═══ PROVIDED RECORDS ═══

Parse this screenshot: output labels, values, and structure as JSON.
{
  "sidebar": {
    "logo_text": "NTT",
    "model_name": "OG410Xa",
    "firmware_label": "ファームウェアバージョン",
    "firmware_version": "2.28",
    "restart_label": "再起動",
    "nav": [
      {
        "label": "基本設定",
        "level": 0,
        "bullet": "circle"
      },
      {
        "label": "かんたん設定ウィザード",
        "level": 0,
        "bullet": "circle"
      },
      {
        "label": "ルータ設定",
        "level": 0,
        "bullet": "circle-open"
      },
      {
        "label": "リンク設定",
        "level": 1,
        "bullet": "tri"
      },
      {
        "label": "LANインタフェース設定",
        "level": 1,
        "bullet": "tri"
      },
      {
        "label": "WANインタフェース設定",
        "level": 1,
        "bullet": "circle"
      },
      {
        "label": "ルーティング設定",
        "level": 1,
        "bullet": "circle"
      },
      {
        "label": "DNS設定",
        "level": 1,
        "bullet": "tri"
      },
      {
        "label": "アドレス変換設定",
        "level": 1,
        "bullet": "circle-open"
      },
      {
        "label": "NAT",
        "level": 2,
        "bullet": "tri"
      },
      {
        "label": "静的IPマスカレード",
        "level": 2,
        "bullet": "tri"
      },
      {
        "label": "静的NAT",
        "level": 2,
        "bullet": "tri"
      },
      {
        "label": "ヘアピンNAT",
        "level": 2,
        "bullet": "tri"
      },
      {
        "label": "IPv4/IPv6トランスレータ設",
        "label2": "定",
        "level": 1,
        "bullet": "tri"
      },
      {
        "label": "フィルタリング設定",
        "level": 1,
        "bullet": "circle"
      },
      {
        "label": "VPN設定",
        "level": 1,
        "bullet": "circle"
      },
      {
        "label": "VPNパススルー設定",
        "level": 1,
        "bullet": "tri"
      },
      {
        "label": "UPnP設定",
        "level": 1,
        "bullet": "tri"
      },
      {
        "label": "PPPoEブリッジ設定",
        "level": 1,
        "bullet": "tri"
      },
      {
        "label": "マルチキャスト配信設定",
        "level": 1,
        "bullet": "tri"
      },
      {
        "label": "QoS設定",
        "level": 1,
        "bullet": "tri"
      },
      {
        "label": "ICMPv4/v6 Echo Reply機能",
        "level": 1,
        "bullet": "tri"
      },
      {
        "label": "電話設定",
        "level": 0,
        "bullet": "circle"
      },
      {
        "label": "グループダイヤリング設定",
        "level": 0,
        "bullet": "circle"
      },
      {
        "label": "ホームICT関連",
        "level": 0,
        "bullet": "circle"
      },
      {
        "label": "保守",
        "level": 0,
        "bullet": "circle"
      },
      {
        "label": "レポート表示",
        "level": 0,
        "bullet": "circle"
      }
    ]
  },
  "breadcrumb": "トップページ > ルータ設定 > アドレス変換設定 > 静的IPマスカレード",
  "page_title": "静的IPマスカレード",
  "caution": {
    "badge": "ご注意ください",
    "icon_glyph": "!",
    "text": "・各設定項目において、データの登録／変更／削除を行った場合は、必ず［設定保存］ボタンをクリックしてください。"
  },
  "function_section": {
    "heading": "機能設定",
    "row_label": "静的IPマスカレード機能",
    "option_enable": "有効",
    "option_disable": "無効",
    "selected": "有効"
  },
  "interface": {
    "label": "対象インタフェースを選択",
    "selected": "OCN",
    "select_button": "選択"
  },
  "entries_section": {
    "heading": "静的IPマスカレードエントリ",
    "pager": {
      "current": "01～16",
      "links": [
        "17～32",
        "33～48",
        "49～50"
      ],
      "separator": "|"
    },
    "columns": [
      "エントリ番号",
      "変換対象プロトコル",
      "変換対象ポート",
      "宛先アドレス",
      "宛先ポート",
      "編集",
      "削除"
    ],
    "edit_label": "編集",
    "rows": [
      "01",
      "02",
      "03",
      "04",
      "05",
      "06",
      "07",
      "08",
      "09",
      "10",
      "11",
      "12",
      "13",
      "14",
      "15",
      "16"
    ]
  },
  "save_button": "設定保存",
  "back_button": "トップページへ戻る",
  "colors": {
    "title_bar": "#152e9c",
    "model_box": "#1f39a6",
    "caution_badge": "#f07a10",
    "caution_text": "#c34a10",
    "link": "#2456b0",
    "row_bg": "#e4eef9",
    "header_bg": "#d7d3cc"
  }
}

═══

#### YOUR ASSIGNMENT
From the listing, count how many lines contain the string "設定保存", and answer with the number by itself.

#### SOLUTION FOR THIS PROBLEM
2